With the ASAP program, a student will complete their associate degree in one year instead of the traditional two year track. This should enable the majority of graduate ASAP students (depending on area of study) to be placed at some institutions, such as Indiana University, Purdue University and Ball State University, at junior level upon their admission.

Each ASAP student is assigned an academic and life skills coach that offers support and guidance throughout his or her year. The East Central Region recently hired Josh Arthur as their ASAP regional director. Arthur has 12 years of experience in beginning and advancing local community development and educational initiatives in East Central Indiana. He has a passion for holistic student success and is committed to the academic, personal, formational, and vocational growth of each student.

“The ASAP program is a great way to earn a credential quickly and affordably, as well as develop personally, socially and academically,” says Arthur. “The ASAP program statewide has shown tremendous results with 86 percent earning a degree or still enrolled after twelve months, which is five times better than the average Ivy Tech Community College student.”

In 2013, the Lumina Foundation awarded a grant of more than $2.2 million to allow for expansion of the ASAP program statewide throughout Ivy Tech Community College. Along with that, local support from donations has helped fund East Central efforts, including stipends for qualified students. Financial aid is available as well, including Pell Grants for those that qualify. Overall, the cost of the ASAP degree is less than a third compared to any other college in Indiana, and for students qualifying for free or reduced lunch, could be at little to no cost.

“Our ASAP degree is one of the many ways we are tailoring our programs to meet student needs,” says Andy Bowne, chancellor for the East Central and Richmond regions. “We are striving for student success and seeing them graduate with a credential is the ultimate goal. When they graduate in one year instead of two, it’s a win-win.”

ASAP serves students graduating high school who are prepared to enter college academically, but face obstacles. The students attend school full-time, almost 40 hours a week. Students are also in a learning group, called a cohort, which allows them to form a close community and provide peer support for each other. Additional development learning will be provided for further exposure and access to community resources.

The first cohort group will begin June 2014 and enrollment is limited to 30 students per campus. Interested candidates should visit ivytech.edu/ASAP to fill out an interest form, call 888-IVY-LINE, or speak with their high school guidance counselor.

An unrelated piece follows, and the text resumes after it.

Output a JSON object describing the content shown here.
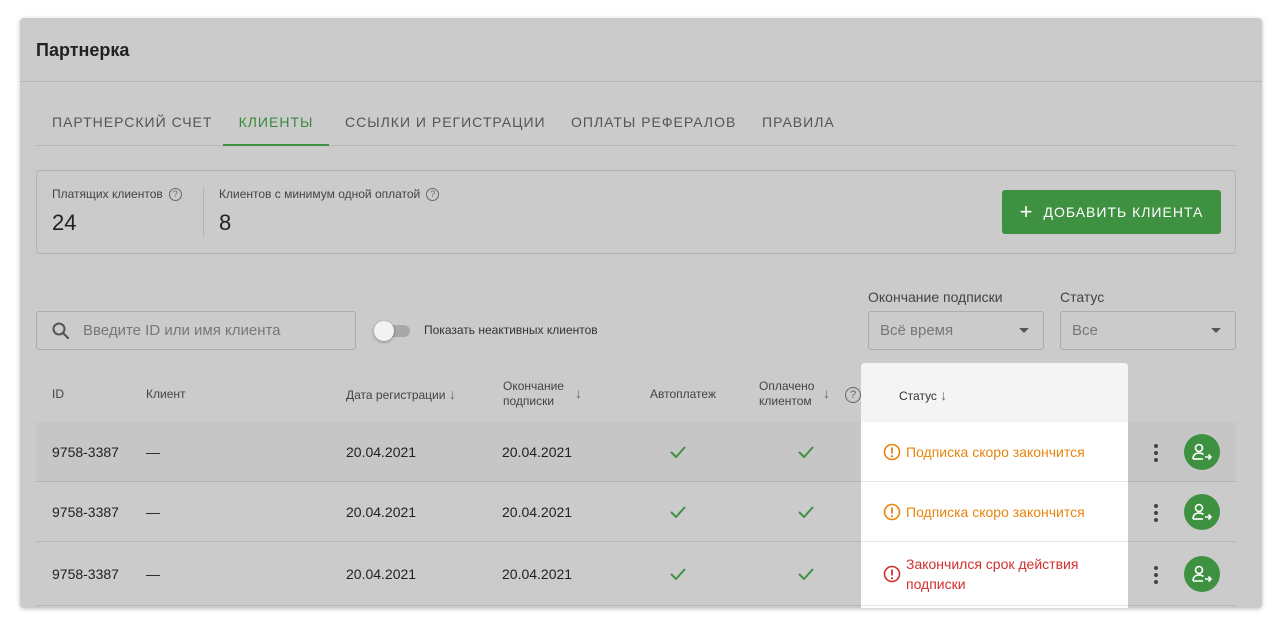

Visit ivytech.edu/ASAP for more information on the program and click on the link to view the ASAP story featured in the Wall Street Journal.